Talking points on proposed rule: FS planning rule

As a recreationist I am concerned that the proposed Land Management Planning Rule will be burdensome, costly and leave too many key terms and phrases undefined. The rule, if finalized as drafted, would invite litigation and do little to end the decades-long effort to craft a planning rule that will stand the test of time – and courts. Further, while the Forest Service responded to requests from the recreation community to include recreation in the draft rule, the proposed rule clearly provides that preservation trumps social and economic factors, including recreation, contradicting the Multiple Use Sustained Yield Act, the statute that authorizes many Forest activities.

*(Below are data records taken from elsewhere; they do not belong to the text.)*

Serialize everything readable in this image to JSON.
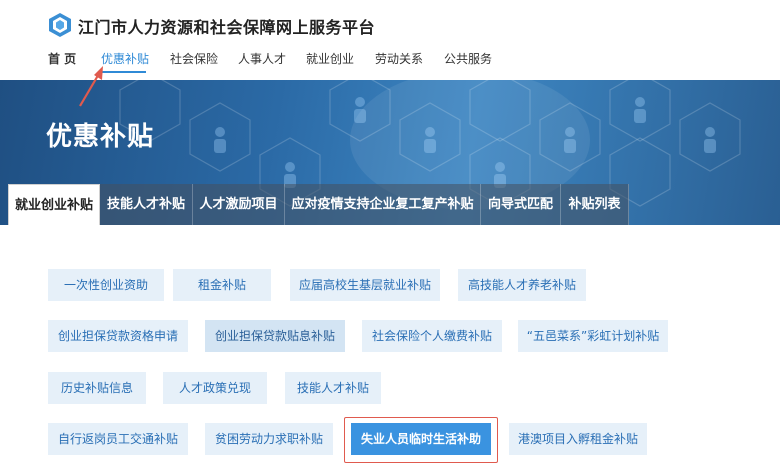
{
  "header": {
    "site_title": "江门市人力资源和社会保障网上服务平台",
    "logo_icon": "hexagon-logo-icon"
  },
  "nav": {
    "items": [
      {
        "label": "首  页"
      },
      {
        "label": "优惠补贴",
        "active": true
      },
      {
        "label": "社会保险"
      },
      {
        "label": "人事人才"
      },
      {
        "label": "就业创业"
      },
      {
        "label": "劳动关系"
      },
      {
        "label": "公共服务"
      }
    ]
  },
  "banner": {
    "title": "优惠补贴"
  },
  "tabs": [
    {
      "label": "就业创业补贴",
      "active": true
    },
    {
      "label": "技能人才补贴"
    },
    {
      "label": "人才激励项目"
    },
    {
      "label": "应对疫情支持企业复工复产补贴"
    },
    {
      "label": "向导式匹配"
    },
    {
      "label": "补贴列表"
    }
  ],
  "subsidies": [
    [
      "一次性创业资助",
      "租金补贴",
      "应届高校生基层就业补贴",
      "高技能人才养老补贴"
    ],
    [
      "创业担保贷款资格申请",
      "创业担保贷款贴息补贴",
      "社会保险个人缴费补贴",
      "“五邑菜系”彩虹计划补贴"
    ],
    [
      "历史补贴信息",
      "人才政策兑现",
      "技能人才补贴"
    ],
    [
      "自行返岗员工交通补贴",
      "贫困劳动力求职补贴",
      "失业人员临时生活补助",
      "港澳项目入孵租金补贴"
    ]
  ],
  "colors": {
    "accent": "#2f8ad6",
    "button_bg": "#e6f0f9",
    "button_text": "#2a6fb5",
    "selected_bg": "#3a93e0",
    "annotation_red": "#e05a4e"
  }
}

I am also concerned that expanding the “viable populations” provisions to include invertebrates will prove impossible to implement and ultimately lead to further restrictions to access. The “viable populations” provisions of the 1982 rule have proven difficult to implement and a magnet for litigation. Please remove these provisions before finalizing the rule.

The issues listed above, among others, leave me concerned that recreation will be limited as a result of the rule, both because of specific rule provisions, and because resultant litigation will be brought by anti-access organizations who will use the courts to interpret the many ambiguities in the draft.

Anyone who recreates on our National Forests has a vested interest in the implementation of a successful planning rule. I am concerned that proposed rule would limit recreation and become mired in legal challenges and as a result I encourage you to vastly rework the draft before finalizing the rule. I also join with Subcommittee on Conservation, Energy, and Forestry Chairman Glenn Thompson in encouraging you to reconsider your decision not to extend the comment period for an additional 90 days. This is too important and the issues too complex for the public not to have ample time to thoughtfully consider, and comment on, the proposed sweeping changes.

Thank you.